Tuesday, February 23, 2016
Wednesday, February 10, 2016
Early on when I began teaching in 2010 I had a dear friend question me about doing so. Why would I teach? Why would I share? Why not just keep it to myself? The only reason I teach is to give someone else the joy that the process of creating gives me. Back in my embroidery days, one of my first teaching engagements was to teach silk ribbon embroidery at a women's shelter. The women had been abused and many of them had fled their homes without anything other than their clothes. The director of the shelter wanted the women to make something pretty that they could hang on their wall or put in their room to add a spark of beauty. The class wasn't long. Just a few hours. But that's all it took with Silk Ribbon embroidery to make a little bouquet to hang on their wall. For those few hours, stress was relieved. Pain was gone for a little while and their minds were free. Now, when I teach calligraphic art, I know I meet people from all walks of life. Each has their story and many have incredible hurdles and stresses in their lives. The artforms I teach are therapeutic. Not overly complex. Hopefully the classes spark joy with the student and they go on to create their own artwork putting their own unique stamp on their work. That is why I teach. Every workshop I teach is a result of a personal process. The Enchanted Letter class is the result of personal study and exploration. I create every one the same way...starting with a detailed pencil design. I never rely on an initial that was previously created even if the client points to previous design as the one they want. I work it out carefully in pencil and then commit to the painting process. These days, I add more gilding and swarovski crystals than my previous work. This design was created for an upcoming child's baptism. A work of joy to share from my heart.
Thursday, February 4, 2016
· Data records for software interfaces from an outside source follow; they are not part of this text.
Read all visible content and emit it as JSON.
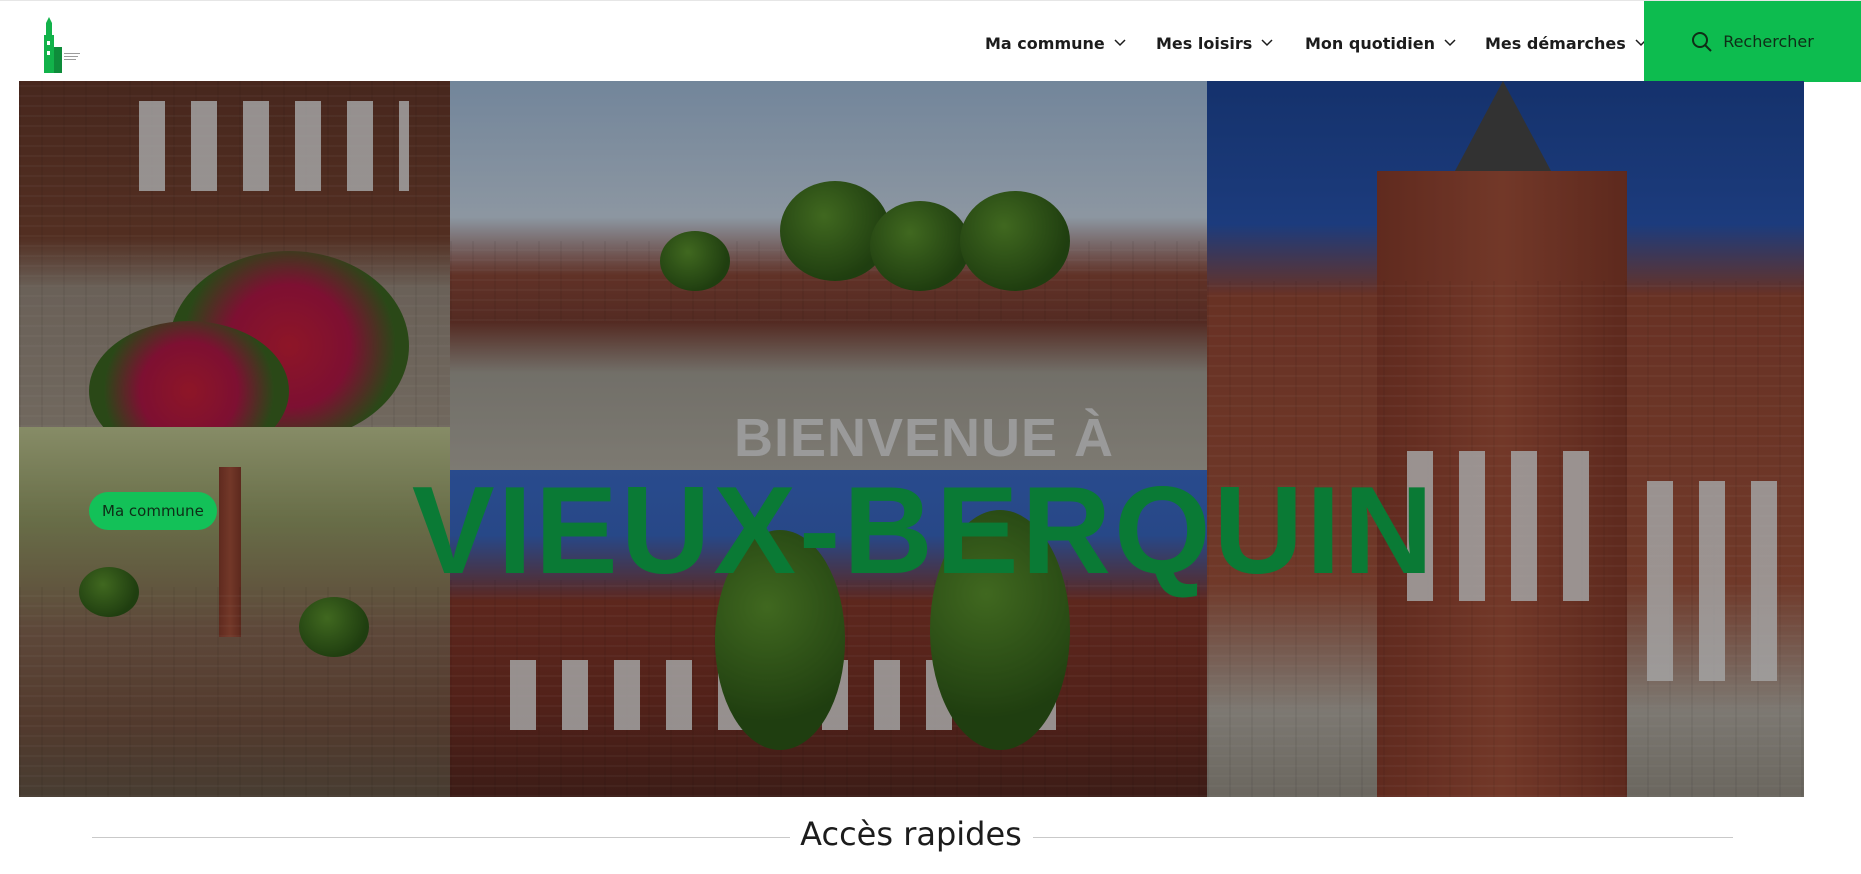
{
  "header": {
    "logo_icon": "town-logo-icon",
    "nav": [
      {
        "label": "Ma commune"
      },
      {
        "label": "Mes loisirs"
      },
      {
        "label": "Mon quotidien"
      },
      {
        "label": "Mes démarches"
      }
    ],
    "search_label": "Rechercher",
    "brand_color": "#0dbc4f"
  },
  "hero": {
    "subtitle": "BIENVENUE À",
    "title": "VIEUX-BERQUIN",
    "badge": "Ma commune",
    "title_color": "#0a7a35"
  },
  "quick_access": {
    "title": "Accès rapides"
  }
}
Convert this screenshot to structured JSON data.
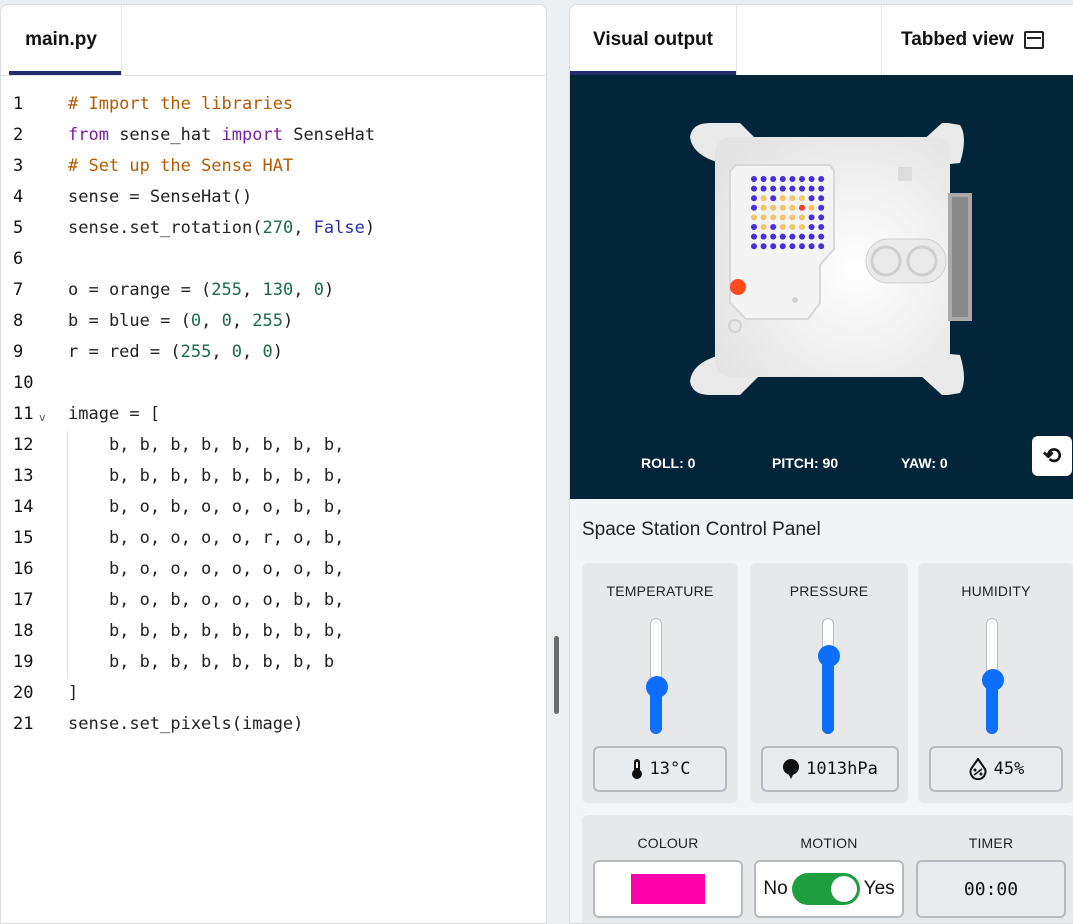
{
  "editor": {
    "tab_label": "main.py",
    "lines": [
      {
        "n": "1",
        "parts": [
          {
            "c": "t-comment",
            "t": "# Import the libraries"
          }
        ]
      },
      {
        "n": "2",
        "parts": [
          {
            "c": "t-kw",
            "t": "from"
          },
          {
            "c": "",
            "t": " sense_hat "
          },
          {
            "c": "t-kw",
            "t": "import"
          },
          {
            "c": "",
            "t": " SenseHat"
          }
        ]
      },
      {
        "n": "3",
        "parts": [
          {
            "c": "t-comment",
            "t": "# Set up the Sense HAT"
          }
        ]
      },
      {
        "n": "4",
        "parts": [
          {
            "c": "",
            "t": "sense = SenseHat()"
          }
        ]
      },
      {
        "n": "5",
        "parts": [
          {
            "c": "",
            "t": "sense.set_rotation("
          },
          {
            "c": "t-num",
            "t": "270"
          },
          {
            "c": "",
            "t": ", "
          },
          {
            "c": "t-bool",
            "t": "False"
          },
          {
            "c": "",
            "t": ")"
          }
        ]
      },
      {
        "n": "6",
        "parts": []
      },
      {
        "n": "7",
        "parts": [
          {
            "c": "",
            "t": "o = orange = ("
          },
          {
            "c": "t-num",
            "t": "255"
          },
          {
            "c": "",
            "t": ", "
          },
          {
            "c": "t-num",
            "t": "130"
          },
          {
            "c": "",
            "t": ", "
          },
          {
            "c": "t-num",
            "t": "0"
          },
          {
            "c": "",
            "t": ")"
          }
        ]
      },
      {
        "n": "8",
        "parts": [
          {
            "c": "",
            "t": "b = blue = ("
          },
          {
            "c": "t-num",
            "t": "0"
          },
          {
            "c": "",
            "t": ", "
          },
          {
            "c": "t-num",
            "t": "0"
          },
          {
            "c": "",
            "t": ", "
          },
          {
            "c": "t-num",
            "t": "255"
          },
          {
            "c": "",
            "t": ")"
          }
        ]
      },
      {
        "n": "9",
        "parts": [
          {
            "c": "",
            "t": "r = red = ("
          },
          {
            "c": "t-num",
            "t": "255"
          },
          {
            "c": "",
            "t": ", "
          },
          {
            "c": "t-num",
            "t": "0"
          },
          {
            "c": "",
            "t": ", "
          },
          {
            "c": "t-num",
            "t": "0"
          },
          {
            "c": "",
            "t": ")"
          }
        ]
      },
      {
        "n": "10",
        "parts": []
      },
      {
        "n": "11",
        "fold": "v",
        "parts": [
          {
            "c": "",
            "t": "image = ["
          }
        ]
      },
      {
        "n": "12",
        "parts": [
          {
            "c": "",
            "t": "    b, b, b, b, b, b, b, b,"
          }
        ]
      },
      {
        "n": "13",
        "parts": [
          {
            "c": "",
            "t": "    b, b, b, b, b, b, b, b,"
          }
        ]
      },
      {
        "n": "14",
        "parts": [
          {
            "c": "",
            "t": "    b, o, b, o, o, o, b, b,"
          }
        ]
      },
      {
        "n": "15",
        "parts": [
          {
            "c": "",
            "t": "    b, o, o, o, o, r, o, b,"
          }
        ]
      },
      {
        "n": "16",
        "parts": [
          {
            "c": "",
            "t": "    b, o, o, o, o, o, o, b,"
          }
        ]
      },
      {
        "n": "17",
        "parts": [
          {
            "c": "",
            "t": "    b, o, b, o, o, o, b, b,"
          }
        ]
      },
      {
        "n": "18",
        "parts": [
          {
            "c": "",
            "t": "    b, b, b, b, b, b, b, b,"
          }
        ]
      },
      {
        "n": "19",
        "parts": [
          {
            "c": "",
            "t": "    b, b, b, b, b, b, b, b"
          }
        ]
      },
      {
        "n": "20",
        "parts": [
          {
            "c": "",
            "t": "]"
          }
        ]
      },
      {
        "n": "21",
        "parts": [
          {
            "c": "",
            "t": "sense.set_pixels(image)"
          }
        ]
      }
    ]
  },
  "output": {
    "tab_label": "Visual output",
    "tabbed_view_label": "Tabbed view",
    "orientation": {
      "roll": "ROLL: 0",
      "pitch": "PITCH: 90",
      "yaw": "YAW: 0"
    },
    "led_matrix": [
      "bbbbbbbb",
      "bbbbbbbb",
      "bobooobb",
      "boooorob",
      "oooooob",
      "bobooobb",
      "bbbbbbbb",
      "bbbbbbbb"
    ],
    "led_colors": {
      "b": "#4b2de0",
      "o": "#f4c46a",
      "r": "#ff3b1f"
    }
  },
  "panel": {
    "title": "Space Station Control Panel",
    "temperature": {
      "label": "TEMPERATURE",
      "value": "13°C",
      "level": 0.37
    },
    "pressure": {
      "label": "PRESSURE",
      "value": "1013hPa",
      "level": 0.7
    },
    "humidity": {
      "label": "HUMIDITY",
      "value": "45%",
      "level": 0.45
    },
    "colour": {
      "label": "COLOUR",
      "value": "#ff00aa"
    },
    "motion": {
      "label": "MOTION",
      "off_label": "No",
      "on_label": "Yes",
      "on": true
    },
    "timer": {
      "label": "TIMER",
      "value": "00:00"
    }
  }
}
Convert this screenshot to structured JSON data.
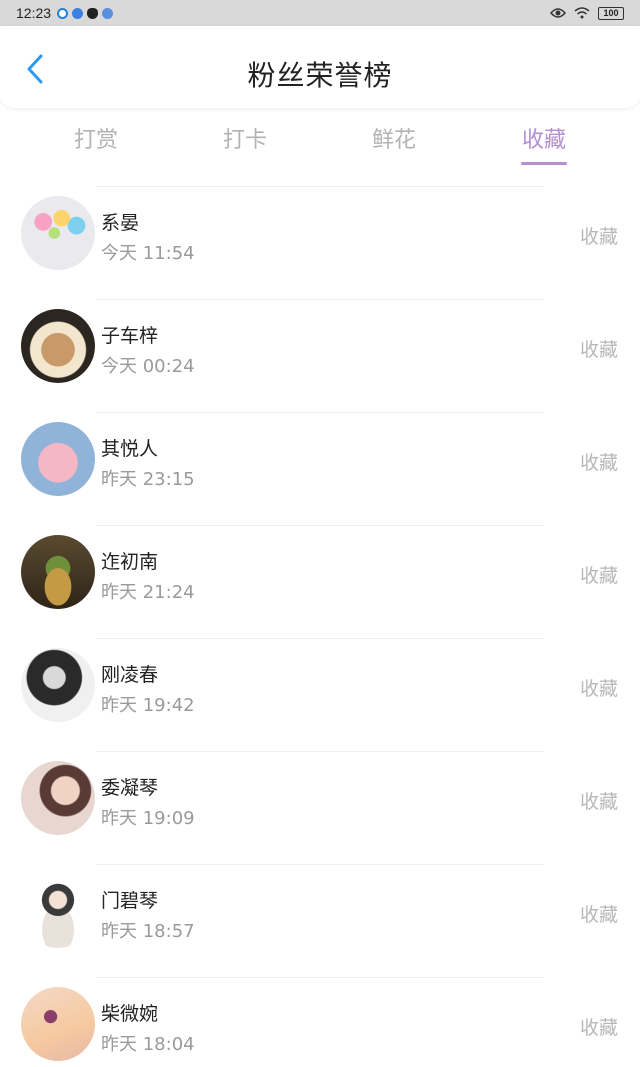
{
  "status_bar": {
    "time": "12:23",
    "battery": "100"
  },
  "header": {
    "title": "粉丝荣誉榜"
  },
  "tabs": [
    {
      "label": "打赏",
      "active": false
    },
    {
      "label": "打卡",
      "active": false
    },
    {
      "label": "鲜花",
      "active": false
    },
    {
      "label": "收藏",
      "active": true
    }
  ],
  "colors": {
    "accent": "#b48fd1",
    "back": "#2b9af3"
  },
  "fans": [
    {
      "name": "系晏",
      "time": "今天 11:54",
      "action": "收藏"
    },
    {
      "name": "子车梓",
      "time": "今天 00:24",
      "action": "收藏"
    },
    {
      "name": "其悦人",
      "time": "昨天 23:15",
      "action": "收藏"
    },
    {
      "name": "迮初南",
      "time": "昨天 21:24",
      "action": "收藏"
    },
    {
      "name": "刚凌春",
      "time": "昨天 19:42",
      "action": "收藏"
    },
    {
      "name": "委凝琴",
      "time": "昨天 19:09",
      "action": "收藏"
    },
    {
      "name": "门碧琴",
      "time": "昨天 18:57",
      "action": "收藏"
    },
    {
      "name": "柴微婉",
      "time": "昨天 18:04",
      "action": "收藏"
    }
  ]
}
Many of you know that for years I spent hours of my time doing Victorian embroidery. Once in awhile, I still miss the the bright embrace of that wonderful artform. In the dead of winter one of my escapes is to visit antique shops. Every time I see a piece of lace or hand crocheted doily I stop to look at it. I have rescued dozens of vintage laces, handkerchiefs and doilies. I take them home and gently restore them to their brightest form. I seldom pass them up. I always feel a connection to the artisan who created the original piece. I want to give their work a life again. This little round doily was originally from Paris.